- _HOW TO COMPLETE THIS TASK_
Report back each line of the data that contains the word "JSON".

[Component data from apps and pages]
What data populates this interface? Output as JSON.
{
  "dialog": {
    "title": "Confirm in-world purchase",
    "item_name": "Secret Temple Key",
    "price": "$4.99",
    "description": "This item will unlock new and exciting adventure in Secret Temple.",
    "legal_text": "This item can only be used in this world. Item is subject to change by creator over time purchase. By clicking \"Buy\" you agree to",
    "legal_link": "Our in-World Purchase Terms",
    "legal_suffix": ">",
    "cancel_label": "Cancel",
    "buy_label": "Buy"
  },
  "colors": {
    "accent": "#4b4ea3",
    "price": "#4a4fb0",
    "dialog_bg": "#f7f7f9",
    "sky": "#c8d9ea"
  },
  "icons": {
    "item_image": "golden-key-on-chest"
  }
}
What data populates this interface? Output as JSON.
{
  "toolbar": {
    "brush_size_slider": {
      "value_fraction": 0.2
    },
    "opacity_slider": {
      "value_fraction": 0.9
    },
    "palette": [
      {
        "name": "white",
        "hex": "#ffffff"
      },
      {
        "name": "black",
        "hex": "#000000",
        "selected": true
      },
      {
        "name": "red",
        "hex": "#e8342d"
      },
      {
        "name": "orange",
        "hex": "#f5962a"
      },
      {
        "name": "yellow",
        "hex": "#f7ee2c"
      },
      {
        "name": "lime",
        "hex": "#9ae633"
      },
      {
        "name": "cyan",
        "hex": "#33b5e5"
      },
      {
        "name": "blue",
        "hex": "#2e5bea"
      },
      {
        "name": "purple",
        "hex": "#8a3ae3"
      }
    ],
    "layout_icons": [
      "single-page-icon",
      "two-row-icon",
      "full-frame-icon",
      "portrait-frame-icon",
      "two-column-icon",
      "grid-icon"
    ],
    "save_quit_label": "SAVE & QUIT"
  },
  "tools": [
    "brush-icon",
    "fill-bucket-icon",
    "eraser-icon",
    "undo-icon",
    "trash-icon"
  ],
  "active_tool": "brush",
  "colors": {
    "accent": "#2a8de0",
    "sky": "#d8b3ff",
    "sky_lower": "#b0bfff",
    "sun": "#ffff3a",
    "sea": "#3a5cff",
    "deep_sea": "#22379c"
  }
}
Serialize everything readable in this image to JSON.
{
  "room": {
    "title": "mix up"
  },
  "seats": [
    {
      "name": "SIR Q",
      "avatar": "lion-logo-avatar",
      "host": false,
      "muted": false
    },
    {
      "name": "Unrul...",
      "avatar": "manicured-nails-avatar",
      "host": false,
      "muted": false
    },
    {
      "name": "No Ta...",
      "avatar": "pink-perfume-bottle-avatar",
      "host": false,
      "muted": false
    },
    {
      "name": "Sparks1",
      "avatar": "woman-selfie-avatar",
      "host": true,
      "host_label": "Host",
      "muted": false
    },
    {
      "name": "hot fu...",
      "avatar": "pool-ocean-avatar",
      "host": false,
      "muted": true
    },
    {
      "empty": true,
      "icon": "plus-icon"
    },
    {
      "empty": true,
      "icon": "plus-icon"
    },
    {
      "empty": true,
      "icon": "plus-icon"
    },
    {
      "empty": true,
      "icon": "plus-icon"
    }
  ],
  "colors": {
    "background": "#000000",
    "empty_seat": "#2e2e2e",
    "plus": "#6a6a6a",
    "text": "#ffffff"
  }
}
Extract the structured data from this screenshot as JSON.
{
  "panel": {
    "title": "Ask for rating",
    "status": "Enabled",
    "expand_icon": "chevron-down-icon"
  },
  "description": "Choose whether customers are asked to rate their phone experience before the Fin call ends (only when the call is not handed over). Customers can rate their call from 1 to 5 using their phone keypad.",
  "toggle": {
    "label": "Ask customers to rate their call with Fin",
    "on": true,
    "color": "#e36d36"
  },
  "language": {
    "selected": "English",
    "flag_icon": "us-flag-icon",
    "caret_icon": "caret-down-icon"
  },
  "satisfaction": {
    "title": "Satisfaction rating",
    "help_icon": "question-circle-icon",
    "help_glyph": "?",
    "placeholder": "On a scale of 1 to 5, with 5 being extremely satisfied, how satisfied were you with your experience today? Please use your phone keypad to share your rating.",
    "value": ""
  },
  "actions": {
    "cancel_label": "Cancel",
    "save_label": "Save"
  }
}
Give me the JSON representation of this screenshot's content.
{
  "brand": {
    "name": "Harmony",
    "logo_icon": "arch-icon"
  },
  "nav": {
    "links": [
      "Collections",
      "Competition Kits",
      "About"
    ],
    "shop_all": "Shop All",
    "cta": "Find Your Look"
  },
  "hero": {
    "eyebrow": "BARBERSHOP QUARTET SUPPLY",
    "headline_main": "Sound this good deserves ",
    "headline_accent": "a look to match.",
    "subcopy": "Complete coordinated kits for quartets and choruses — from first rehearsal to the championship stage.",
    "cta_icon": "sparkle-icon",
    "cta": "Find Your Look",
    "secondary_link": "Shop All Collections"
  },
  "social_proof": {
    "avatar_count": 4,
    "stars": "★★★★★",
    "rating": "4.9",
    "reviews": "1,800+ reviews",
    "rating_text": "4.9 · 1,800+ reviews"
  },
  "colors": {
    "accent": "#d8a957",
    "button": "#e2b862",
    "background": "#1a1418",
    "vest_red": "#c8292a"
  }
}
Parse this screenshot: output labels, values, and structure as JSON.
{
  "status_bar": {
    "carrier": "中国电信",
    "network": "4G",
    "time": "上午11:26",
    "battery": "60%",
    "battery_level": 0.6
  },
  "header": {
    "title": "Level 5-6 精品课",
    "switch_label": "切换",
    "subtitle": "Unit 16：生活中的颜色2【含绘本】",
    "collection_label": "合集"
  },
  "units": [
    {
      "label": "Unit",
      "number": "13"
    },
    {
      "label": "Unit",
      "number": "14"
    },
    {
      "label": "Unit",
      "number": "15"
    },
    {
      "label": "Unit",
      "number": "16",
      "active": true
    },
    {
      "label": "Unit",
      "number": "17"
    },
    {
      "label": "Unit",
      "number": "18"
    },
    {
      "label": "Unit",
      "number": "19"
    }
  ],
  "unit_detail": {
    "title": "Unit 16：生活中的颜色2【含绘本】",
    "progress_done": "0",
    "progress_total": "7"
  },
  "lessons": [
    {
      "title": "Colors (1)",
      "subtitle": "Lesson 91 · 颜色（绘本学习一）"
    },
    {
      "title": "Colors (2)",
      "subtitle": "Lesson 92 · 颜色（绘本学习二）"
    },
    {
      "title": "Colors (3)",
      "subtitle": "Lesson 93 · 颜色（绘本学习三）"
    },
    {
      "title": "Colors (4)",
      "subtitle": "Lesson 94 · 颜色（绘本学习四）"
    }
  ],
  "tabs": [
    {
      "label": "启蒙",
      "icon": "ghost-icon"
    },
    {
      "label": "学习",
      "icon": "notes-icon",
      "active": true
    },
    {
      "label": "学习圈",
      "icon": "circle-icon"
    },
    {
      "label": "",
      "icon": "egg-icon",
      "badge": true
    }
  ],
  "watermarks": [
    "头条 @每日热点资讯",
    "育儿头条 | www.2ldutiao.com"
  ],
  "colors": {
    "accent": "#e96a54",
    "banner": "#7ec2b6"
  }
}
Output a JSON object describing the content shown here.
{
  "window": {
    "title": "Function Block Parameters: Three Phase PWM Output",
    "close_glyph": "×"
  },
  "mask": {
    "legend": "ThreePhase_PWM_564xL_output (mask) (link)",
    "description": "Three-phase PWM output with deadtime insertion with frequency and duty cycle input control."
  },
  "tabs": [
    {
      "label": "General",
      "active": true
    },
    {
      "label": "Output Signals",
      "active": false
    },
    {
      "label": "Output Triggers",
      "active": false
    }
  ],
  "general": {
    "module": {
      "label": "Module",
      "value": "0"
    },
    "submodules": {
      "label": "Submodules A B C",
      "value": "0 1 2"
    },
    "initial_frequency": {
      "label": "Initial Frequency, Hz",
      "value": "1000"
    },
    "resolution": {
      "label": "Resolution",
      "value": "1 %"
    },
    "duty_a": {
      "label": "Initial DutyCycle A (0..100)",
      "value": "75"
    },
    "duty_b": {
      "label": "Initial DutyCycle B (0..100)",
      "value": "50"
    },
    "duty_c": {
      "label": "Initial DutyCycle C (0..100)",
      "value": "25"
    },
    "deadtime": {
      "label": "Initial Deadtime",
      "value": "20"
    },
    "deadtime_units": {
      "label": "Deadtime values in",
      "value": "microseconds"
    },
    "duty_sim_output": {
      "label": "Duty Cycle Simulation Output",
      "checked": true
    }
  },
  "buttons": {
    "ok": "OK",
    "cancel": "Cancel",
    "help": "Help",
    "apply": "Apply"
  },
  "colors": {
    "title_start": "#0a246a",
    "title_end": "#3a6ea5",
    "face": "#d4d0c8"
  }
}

- _PROBLEM SOLUTION_
What data populates this interface? Output as JSON.
What data populates this interface? Output as JSON.
Serialize everything readable in this image to JSON.
Extract the structured data from this screenshot as JSON.
Give me the JSON representation of this screenshot's content.
Parse this screenshot: output labels, values, and structure as JSON.
Output a JSON object describing the content shown here.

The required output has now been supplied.